The book is one of an expected flood of books popular in the West that have never been translated in Burmese and printed in Burma.
A publisher told The Myanmar Times in an article on Monday that he wanted to translate the works of Aung San Suu Kyi, Nelson Mandela and Dalai Lama, which were banned in the past.
The English-language edition of Thant Myint-U’s Where China Meets India — which highlights Burma’s geopolitical role between China and India — is available at Myanmar Book Centre in Ahlone Township.
“Over the next couple of decades or so, Myanmar will be fundamentally remade, for better or worse, from being an isolated backwater, a dead-end, to being a crossroads between China and India and between China and the Bay of Bengal,” Thant Myint-U, the maternal grandson of the late U.N. Secretary-General U Thant, told the The Myanmar Times.
“Nothing is more important for the future of the Myanmar people than being able to manage this new role, which is wholly different from any role Myanmar has played in the past,” he said. “It is only by looking at our own history, but also the history of eastern India and the history of southwest China, that we can see clearly the incredible significance of this present moment.”
His thesis is that for thousands of years, the frontier of Chinese civilization has moved steadily to the southwest. “This could be an extremely good thing or a bad thing, depending on how well our leadership understands the challenges and seeks to manage them,” he said.
Dr. Thant Thaw Kaung, chairman of Myanmar Book Centre, told the newspaper: “During the process of democratization, readers should have more access to political and history books, which are very helpful. “I’ve heard that the censorship system will be reformed after the [April 1] by-election, by permitting books to be imported without being read by censors.
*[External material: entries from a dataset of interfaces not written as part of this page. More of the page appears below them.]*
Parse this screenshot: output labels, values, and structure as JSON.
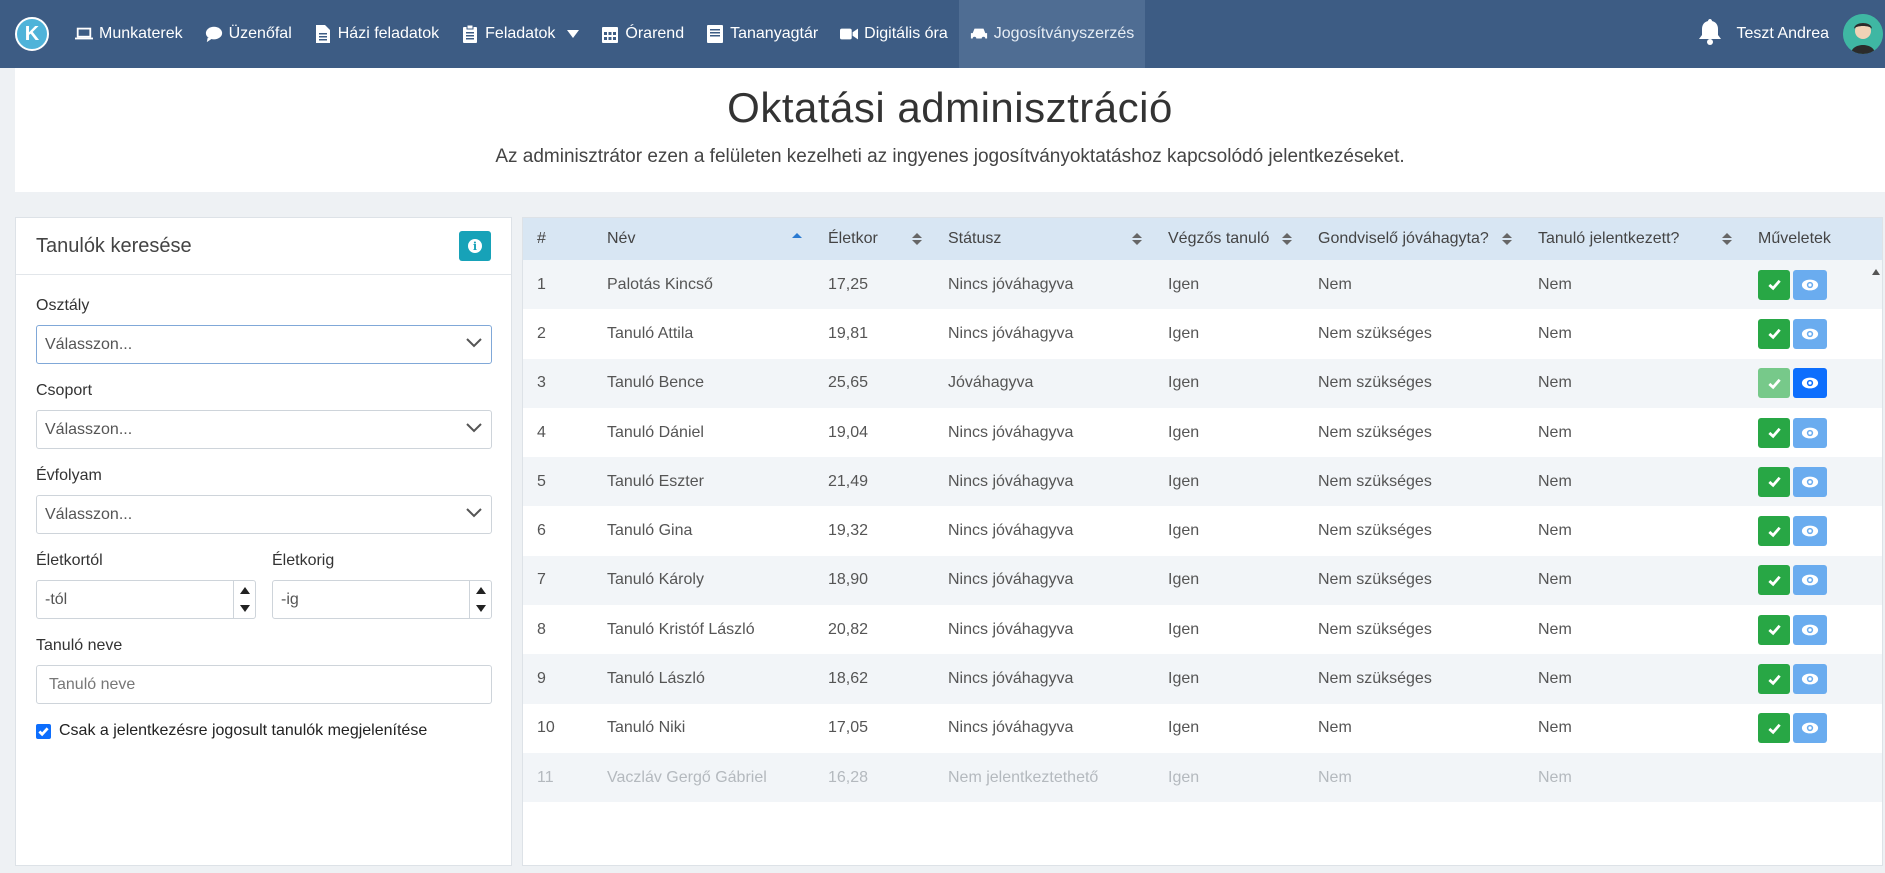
{
  "navbar": {
    "logo_letter": "K",
    "items": [
      {
        "label": "Munkaterek",
        "icon": "laptop-icon"
      },
      {
        "label": "Üzenőfal",
        "icon": "comment-icon"
      },
      {
        "label": "Házi feladatok",
        "icon": "file-icon"
      },
      {
        "label": "Feladatok",
        "icon": "clipboard-icon"
      },
      {
        "label": "Órarend",
        "icon": "calendar-icon"
      },
      {
        "label": "Tananyagtár",
        "icon": "book-icon"
      },
      {
        "label": "Digitális óra",
        "icon": "video-icon"
      },
      {
        "label": "Jogosítványszerzés",
        "icon": "car-icon"
      }
    ],
    "user_name": "Teszt Andrea"
  },
  "header": {
    "title": "Oktatási adminisztráció",
    "subtitle": "Az adminisztrátor ezen a felületen kezelheti az ingyenes jogosítványoktatáshoz kapcsolódó jelentkezéseket."
  },
  "search": {
    "title": "Tanulók keresése",
    "class_label": "Osztály",
    "class_value": "Válasszon...",
    "group_label": "Csoport",
    "group_value": "Válasszon...",
    "grade_label": "Évfolyam",
    "grade_value": "Válasszon...",
    "age_from_label": "Életkortól",
    "age_from_placeholder": "-tól",
    "age_to_label": "Életkorig",
    "age_to_placeholder": "-ig",
    "name_label": "Tanuló neve",
    "name_placeholder": "Tanuló neve",
    "checkbox_label": "Csak a jelentkezésre jogosult tanulók megjelenítése"
  },
  "table": {
    "headers": [
      "#",
      "Név",
      "Életkor",
      "Státusz",
      "Végzős tanuló",
      "Gondviselő jóváhagyta?",
      "Tanuló jelentkezett?",
      "Műveletek"
    ],
    "rows": [
      {
        "num": "1",
        "name": "Palotás Kincső",
        "age": "17,25",
        "status": "Nincs jóváhagyva",
        "senior": "Igen",
        "guardian": "Nem",
        "applied": "Nem"
      },
      {
        "num": "2",
        "name": "Tanuló Attila",
        "age": "19,81",
        "status": "Nincs jóváhagyva",
        "senior": "Igen",
        "guardian": "Nem szükséges",
        "applied": "Nem"
      },
      {
        "num": "3",
        "name": "Tanuló Bence",
        "age": "25,65",
        "status": "Jóváhagyva",
        "senior": "Igen",
        "guardian": "Nem szükséges",
        "applied": "Nem"
      },
      {
        "num": "4",
        "name": "Tanuló Dániel",
        "age": "19,04",
        "status": "Nincs jóváhagyva",
        "senior": "Igen",
        "guardian": "Nem szükséges",
        "applied": "Nem"
      },
      {
        "num": "5",
        "name": "Tanuló Eszter",
        "age": "21,49",
        "status": "Nincs jóváhagyva",
        "senior": "Igen",
        "guardian": "Nem szükséges",
        "applied": "Nem"
      },
      {
        "num": "6",
        "name": "Tanuló Gina",
        "age": "19,32",
        "status": "Nincs jóváhagyva",
        "senior": "Igen",
        "guardian": "Nem szükséges",
        "applied": "Nem"
      },
      {
        "num": "7",
        "name": "Tanuló Károly",
        "age": "18,90",
        "status": "Nincs jóváhagyva",
        "senior": "Igen",
        "guardian": "Nem szükséges",
        "applied": "Nem"
      },
      {
        "num": "8",
        "name": "Tanuló Kristóf László",
        "age": "20,82",
        "status": "Nincs jóváhagyva",
        "senior": "Igen",
        "guardian": "Nem szükséges",
        "applied": "Nem"
      },
      {
        "num": "9",
        "name": "Tanuló László",
        "age": "18,62",
        "status": "Nincs jóváhagyva",
        "senior": "Igen",
        "guardian": "Nem szükséges",
        "applied": "Nem"
      },
      {
        "num": "10",
        "name": "Tanuló Niki",
        "age": "17,05",
        "status": "Nincs jóváhagyva",
        "senior": "Igen",
        "guardian": "Nem",
        "applied": "Nem"
      },
      {
        "num": "11",
        "name": "Vaczláv Gergő Gábriel",
        "age": "16,28",
        "status": "Nem jelentkeztethető",
        "senior": "Igen",
        "guardian": "Nem",
        "applied": "Nem"
      }
    ]
  },
  "colors": {
    "navbar": "#3d5c84",
    "approve": "#28a745",
    "view": "#6aacef",
    "info": "#17a2b8",
    "table_header": "#d8e6f3"
  }
}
We just need to register the books we import.”
“In River of Lost in Footsteps, Dr. Thant Myint-U portrays Myanmar history but also carries out a comparative study of other histories. He writes about what happened in Myanmar in 1988,” he said.
U Myo Aung, a publisher at Green bookstore, said he expected to be able to import books about Suu Kyi very soon, and articles about her in Time, Newsweek and Reader’s Digest are no longer censored. Suu Kyi’s books, such as Freedom from Fear and Letters from Burma are easily understandable to common people in Burma, who for the most part have never had a chance to read them in Burmese, he said.